In describing Daraniyagala’s work, one is aware that any generalizations can be countered with exceptions. His “method” was relentless experimentation, a setting of challenges for himself, abrupt reversals. For example, in his painterly way he can be said characteristically to build up forms with brushstrokes and colours so that his painted works look very different from the outlined, linear forms that characterize, say, Keyt’s or Beling’s works. Yet Daraniyagala also will occasionally employ dark outlines with light figures, as in Girl with Iris or Girl with Telephone, or negative (white) outlines with dark figures (The Bride, Seated Figure, Girl).

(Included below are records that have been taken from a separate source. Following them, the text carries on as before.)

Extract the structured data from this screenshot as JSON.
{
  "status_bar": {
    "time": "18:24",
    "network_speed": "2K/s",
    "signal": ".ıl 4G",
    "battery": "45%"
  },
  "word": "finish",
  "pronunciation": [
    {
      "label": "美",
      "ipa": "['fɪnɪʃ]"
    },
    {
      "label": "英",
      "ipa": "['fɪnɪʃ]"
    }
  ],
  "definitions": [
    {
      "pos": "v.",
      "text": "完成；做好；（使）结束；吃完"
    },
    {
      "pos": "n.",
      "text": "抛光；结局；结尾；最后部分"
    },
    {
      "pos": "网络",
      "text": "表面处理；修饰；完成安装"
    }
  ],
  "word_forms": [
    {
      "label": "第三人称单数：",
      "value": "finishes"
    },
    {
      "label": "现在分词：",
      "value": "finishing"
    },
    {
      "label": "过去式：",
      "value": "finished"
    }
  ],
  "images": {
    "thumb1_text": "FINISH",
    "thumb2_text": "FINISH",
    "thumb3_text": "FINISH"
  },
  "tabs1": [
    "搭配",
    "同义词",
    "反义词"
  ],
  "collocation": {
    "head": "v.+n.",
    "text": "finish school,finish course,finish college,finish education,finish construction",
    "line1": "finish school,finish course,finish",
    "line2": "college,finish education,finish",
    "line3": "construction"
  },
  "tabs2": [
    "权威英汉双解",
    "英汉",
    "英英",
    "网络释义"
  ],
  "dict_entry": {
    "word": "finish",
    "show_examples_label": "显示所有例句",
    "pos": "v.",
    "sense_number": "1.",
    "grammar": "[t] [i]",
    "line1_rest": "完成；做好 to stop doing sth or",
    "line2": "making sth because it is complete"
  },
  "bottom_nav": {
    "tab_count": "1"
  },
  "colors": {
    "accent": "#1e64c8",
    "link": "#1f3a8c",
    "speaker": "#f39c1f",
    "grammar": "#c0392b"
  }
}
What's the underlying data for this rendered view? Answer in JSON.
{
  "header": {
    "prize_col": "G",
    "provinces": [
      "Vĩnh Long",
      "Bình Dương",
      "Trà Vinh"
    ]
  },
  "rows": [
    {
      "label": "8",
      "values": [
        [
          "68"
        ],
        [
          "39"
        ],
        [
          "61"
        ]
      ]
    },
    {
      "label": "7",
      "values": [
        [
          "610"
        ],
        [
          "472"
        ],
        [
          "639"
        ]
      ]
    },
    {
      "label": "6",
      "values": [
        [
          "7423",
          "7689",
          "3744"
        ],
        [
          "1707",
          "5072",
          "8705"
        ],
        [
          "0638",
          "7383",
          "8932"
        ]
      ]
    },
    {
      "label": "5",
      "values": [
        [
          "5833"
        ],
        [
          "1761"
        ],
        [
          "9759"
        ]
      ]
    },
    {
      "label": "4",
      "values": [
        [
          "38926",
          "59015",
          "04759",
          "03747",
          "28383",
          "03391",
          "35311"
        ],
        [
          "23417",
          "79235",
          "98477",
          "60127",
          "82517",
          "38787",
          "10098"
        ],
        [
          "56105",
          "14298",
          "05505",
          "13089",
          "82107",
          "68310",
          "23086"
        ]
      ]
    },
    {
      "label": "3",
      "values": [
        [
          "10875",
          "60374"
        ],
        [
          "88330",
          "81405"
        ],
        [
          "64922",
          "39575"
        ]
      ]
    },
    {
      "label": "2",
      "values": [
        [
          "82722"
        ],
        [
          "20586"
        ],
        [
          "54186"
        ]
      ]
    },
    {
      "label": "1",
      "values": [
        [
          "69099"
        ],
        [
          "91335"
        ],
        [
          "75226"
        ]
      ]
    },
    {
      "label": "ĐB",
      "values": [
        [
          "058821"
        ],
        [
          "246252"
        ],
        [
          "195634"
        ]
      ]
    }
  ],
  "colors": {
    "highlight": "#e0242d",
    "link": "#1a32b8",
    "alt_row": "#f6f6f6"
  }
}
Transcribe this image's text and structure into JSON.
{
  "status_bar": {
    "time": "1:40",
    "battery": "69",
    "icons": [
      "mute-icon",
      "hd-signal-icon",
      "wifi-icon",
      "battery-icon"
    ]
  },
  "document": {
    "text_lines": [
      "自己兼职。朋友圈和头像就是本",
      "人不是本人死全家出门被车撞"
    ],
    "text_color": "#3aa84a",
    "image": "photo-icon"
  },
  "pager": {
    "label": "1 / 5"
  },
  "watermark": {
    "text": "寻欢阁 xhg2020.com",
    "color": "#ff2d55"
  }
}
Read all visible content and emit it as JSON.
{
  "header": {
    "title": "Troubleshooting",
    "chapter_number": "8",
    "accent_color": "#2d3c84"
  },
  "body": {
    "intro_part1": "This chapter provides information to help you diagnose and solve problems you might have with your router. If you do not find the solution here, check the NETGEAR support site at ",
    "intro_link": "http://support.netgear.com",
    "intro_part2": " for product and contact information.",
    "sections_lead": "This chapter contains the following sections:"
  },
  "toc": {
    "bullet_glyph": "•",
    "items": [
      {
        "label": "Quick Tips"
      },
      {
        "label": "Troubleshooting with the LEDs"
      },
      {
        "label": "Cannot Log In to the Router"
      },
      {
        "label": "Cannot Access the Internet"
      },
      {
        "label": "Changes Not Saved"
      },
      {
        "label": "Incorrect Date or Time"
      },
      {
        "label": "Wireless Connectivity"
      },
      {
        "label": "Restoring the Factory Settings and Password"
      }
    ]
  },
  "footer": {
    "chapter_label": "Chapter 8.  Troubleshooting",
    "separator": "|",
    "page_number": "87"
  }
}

One can ask whether there is anything specifically Sri Lankan about Daraniyagala’s work. His themes are largely universal ones – the human figure, especially women, mother and child, artist and model, and animals. There are no peraheras or Kandyan dancers, no local landscapes, no markets or fishermen in his paintings, and no echo of Sigiriya ladies or temple frescoes. His personal ascetic isolation is less that of a monk than of one type of legendary Western artist (typified by Piero di Cosimo, Gauguin, or Albert Pinkham Ryder) who forsakes the ties and pleasures that give life meaning for most of us – marriage, children, work in the world, a “social life” – and lives to paint. If anything, Daraniyagala’s figures have recognizably Sri Lankan body types, postures, and skin colouring (even, some might say, a “Pasyala look”) and he may occasionally show some local flora and fauna. But he is unique among 43 Group painters in his apparent lack of interest in depicting either traditional life, the national heritage, or the legends and themes of Asia.
I have heard people speak of “profound humanity” in Daraniyagala’s work, something I have to say I do not find, at least not very often or in the way in which I think the words are meant. (Although his most humanly-convincing portrayals are of children). In the drawings I detect an excited, inquisitive, and exceptionally skillful eye and hand at work; in the paintings I find the curiosity of the intellectual to see what comes and the quest of the pure modern artist to bring forth from nothing, something.
I do not mean to suggest that his works are not deeply moving – on the contrary. But whatever depths his art touches seem to me to be of the same kind that great music touches – not depicted incidents or even emotions in the usual sense of that word (such as compassion or courage or outrage or lust or tenderness) but rather as it were the indescribable felt interior embodiedness of incidents and feelings – their weight, or contrast, or contour, their ease or difficulty, their greatness or smallness, roughness or smoothness, their surge and swelling. Preverbal and interior, these are what we respond to in the journey Daraniyagala’s canvases take us on.
To me it is a measure of Daraniyagala’s greatness, and even more of his modernity, that his paintings do not have to tell a story or depict an incident to engage the viewer. They individually become their own world (as does, on another level, his oeuvre), a record of an exploration or of a growing to maturity of that elusive modern Western phenomenon that before it is anything else is “(a work of) art,” to be responded to in kind.